The citizens taking part in this test by invitation (“closed-beta,” in jargon) will be able to use the application to interact with the real services provided by the institutions and carry out operations and payments valid for all purposes.
This beta test period will allow us to identify and resolve any critical issues related to operating the application. In addition, institutions will be able to verify the effectiveness of integration with IO services, allowing us to optimize the way in which other entities will be able to become part of the project. Finally, the “by invitation” method can be replicated in future phases of application development to try out new versions, functions or potentialities.
Step 5: IO arrives in stores
Our goal is to publicly release IO in Android and iOS app stores during the second half of 2019.
During this phase, the application can be freely installed by all citizens, but will only be promoted in territories (certainly more than during the closed-beta phase) in which adhesion of local authorities has already allowed a large number of services to become integrated within the app. A “leopard spot” beginning, which will allow us to grow the project through the involvement of an ever-increasing number of institutions and citizens throughout the country.
A project for everyone
Article 64-bis of the Digital Administration Code gives the Presidency of the Council of Ministers the responsibility of activating the “point of electronic access” through which all public bodies “make their services usable”: this is the challenge the Digital Transformation Team has undertaken with the IO project.
The IO project is, first of all, a project belonging to the whole country. This is why we’ve directly involved, along with citizens, professionals from Municipalities, Regions, local and central agencies whose job it is to guarantee the effectiveness of these services. Without the contribution of these two components, it would not have been possible for us to get where we are or count on being able to reach the ambitious goal we’ve shared with you so far.
The IO project therefore wants to symbolize a different and innovative way of creating a new digital platform: a component of the country’s “operating system” that focuses on people and their needs.
This is another reason why IO is a 100 percent open source project. All the code, all the documentation, all the discussions and tools through which the project is carried out everyday are public and easily accessible from the project website. Anyone with the skill and motivation to contribute is welcome and any contribution will help to bring us closer to a future in which “Anna’s story” will be our daily life.

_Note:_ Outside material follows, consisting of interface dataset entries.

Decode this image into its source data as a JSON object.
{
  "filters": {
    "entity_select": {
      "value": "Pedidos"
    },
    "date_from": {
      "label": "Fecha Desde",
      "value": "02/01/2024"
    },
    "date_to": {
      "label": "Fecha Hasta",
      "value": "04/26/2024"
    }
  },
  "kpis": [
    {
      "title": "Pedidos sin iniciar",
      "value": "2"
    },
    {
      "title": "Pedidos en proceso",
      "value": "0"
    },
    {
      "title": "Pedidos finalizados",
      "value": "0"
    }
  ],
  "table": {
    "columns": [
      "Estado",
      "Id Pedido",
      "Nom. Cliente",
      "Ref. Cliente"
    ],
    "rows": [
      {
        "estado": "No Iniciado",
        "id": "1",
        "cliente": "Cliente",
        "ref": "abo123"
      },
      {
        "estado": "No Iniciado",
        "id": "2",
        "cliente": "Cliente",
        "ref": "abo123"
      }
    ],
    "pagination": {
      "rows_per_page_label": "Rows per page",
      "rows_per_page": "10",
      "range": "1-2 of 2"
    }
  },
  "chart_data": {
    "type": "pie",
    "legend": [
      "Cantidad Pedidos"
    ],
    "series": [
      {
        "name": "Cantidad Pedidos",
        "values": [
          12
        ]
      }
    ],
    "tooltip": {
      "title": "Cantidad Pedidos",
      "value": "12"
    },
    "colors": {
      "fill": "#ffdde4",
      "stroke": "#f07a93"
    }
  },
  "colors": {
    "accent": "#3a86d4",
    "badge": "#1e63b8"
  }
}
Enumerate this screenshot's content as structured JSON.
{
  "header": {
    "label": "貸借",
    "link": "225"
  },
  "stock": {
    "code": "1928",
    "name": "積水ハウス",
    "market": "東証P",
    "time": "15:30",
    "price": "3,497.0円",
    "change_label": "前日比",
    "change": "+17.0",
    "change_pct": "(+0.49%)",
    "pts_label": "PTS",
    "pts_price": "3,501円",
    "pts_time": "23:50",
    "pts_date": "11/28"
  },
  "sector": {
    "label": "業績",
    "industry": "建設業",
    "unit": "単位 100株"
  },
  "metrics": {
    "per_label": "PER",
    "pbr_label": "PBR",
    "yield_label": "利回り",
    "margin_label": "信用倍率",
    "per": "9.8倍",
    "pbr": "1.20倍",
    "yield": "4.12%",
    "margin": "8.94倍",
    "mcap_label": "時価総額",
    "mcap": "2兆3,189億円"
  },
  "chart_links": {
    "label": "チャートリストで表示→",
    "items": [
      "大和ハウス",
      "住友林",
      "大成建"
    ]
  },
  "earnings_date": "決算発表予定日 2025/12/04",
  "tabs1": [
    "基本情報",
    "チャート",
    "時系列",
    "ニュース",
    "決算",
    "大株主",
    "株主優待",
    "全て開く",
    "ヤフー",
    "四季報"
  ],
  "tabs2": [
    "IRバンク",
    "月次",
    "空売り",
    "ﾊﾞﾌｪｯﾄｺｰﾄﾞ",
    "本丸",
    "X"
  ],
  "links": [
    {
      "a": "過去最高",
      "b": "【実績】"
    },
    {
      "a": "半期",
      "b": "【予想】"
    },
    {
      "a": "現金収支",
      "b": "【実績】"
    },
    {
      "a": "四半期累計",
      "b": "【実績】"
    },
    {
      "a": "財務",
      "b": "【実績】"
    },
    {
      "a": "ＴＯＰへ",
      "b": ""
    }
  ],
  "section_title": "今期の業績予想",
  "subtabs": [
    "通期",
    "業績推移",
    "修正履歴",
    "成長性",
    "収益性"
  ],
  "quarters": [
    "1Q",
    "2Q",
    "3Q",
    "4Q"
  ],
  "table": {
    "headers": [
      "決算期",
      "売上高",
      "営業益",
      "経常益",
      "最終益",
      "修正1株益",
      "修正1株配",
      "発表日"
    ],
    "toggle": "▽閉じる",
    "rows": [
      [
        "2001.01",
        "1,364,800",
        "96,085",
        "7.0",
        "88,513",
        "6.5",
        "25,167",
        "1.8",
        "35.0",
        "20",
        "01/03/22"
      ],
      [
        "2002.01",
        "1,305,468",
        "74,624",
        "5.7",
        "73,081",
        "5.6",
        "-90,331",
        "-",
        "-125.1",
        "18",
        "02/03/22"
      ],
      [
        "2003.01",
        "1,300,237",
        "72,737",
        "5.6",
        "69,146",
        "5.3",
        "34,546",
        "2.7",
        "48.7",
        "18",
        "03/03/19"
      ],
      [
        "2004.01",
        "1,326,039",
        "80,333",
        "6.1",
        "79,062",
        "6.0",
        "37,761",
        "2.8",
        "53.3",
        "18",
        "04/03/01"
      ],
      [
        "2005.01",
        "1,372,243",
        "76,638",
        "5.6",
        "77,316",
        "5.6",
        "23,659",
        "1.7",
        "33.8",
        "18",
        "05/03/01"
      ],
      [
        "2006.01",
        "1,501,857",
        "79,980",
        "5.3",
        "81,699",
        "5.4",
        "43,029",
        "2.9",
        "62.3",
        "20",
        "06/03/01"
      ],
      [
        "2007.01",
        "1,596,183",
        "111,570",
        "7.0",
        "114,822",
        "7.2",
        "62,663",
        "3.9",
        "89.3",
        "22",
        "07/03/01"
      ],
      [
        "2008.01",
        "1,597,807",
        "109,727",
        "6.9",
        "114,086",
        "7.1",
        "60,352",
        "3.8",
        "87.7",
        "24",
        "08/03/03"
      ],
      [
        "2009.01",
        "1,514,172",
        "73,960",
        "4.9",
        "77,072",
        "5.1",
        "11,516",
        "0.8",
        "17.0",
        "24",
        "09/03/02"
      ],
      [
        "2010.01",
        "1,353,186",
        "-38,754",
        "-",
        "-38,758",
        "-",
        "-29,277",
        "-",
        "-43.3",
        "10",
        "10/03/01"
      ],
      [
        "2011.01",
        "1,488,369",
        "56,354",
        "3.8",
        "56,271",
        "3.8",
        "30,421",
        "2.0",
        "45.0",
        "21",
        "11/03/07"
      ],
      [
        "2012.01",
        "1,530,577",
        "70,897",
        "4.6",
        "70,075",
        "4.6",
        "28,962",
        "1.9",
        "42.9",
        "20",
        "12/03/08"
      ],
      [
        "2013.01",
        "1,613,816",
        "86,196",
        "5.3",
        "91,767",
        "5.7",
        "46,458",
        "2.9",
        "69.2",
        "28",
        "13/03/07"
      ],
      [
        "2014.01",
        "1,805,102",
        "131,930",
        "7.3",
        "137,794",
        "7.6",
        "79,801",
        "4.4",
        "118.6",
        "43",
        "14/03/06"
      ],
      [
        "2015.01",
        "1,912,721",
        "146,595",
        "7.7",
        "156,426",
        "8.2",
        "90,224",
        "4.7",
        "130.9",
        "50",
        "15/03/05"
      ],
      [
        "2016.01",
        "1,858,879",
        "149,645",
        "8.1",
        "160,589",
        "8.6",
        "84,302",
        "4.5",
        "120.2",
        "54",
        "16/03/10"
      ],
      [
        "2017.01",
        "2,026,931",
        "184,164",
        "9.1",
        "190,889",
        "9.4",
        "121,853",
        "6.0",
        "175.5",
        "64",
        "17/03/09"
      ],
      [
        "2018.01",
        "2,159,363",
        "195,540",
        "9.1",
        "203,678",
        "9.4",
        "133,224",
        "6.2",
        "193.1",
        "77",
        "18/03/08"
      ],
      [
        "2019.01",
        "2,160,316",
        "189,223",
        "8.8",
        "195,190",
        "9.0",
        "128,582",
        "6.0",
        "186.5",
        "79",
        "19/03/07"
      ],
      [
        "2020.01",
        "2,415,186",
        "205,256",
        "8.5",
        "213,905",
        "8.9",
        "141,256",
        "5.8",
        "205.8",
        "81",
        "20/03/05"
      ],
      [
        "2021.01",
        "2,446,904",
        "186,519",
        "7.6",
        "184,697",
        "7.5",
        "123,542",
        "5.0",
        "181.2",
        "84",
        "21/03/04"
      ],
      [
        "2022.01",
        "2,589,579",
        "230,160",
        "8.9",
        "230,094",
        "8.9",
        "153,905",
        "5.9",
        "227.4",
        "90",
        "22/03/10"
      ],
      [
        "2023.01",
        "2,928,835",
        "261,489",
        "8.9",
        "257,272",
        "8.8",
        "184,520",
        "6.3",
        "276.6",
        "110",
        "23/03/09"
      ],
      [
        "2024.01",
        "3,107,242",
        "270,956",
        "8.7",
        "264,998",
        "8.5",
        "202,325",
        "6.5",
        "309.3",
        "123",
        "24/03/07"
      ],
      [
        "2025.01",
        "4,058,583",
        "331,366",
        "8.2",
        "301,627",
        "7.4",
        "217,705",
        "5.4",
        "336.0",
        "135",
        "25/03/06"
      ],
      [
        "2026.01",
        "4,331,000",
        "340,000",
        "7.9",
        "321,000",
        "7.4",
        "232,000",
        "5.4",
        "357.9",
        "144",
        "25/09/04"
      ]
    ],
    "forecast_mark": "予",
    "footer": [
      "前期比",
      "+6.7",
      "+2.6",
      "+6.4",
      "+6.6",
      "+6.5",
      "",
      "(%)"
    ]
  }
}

All the details of the IO Project are available on the io.italia.it website.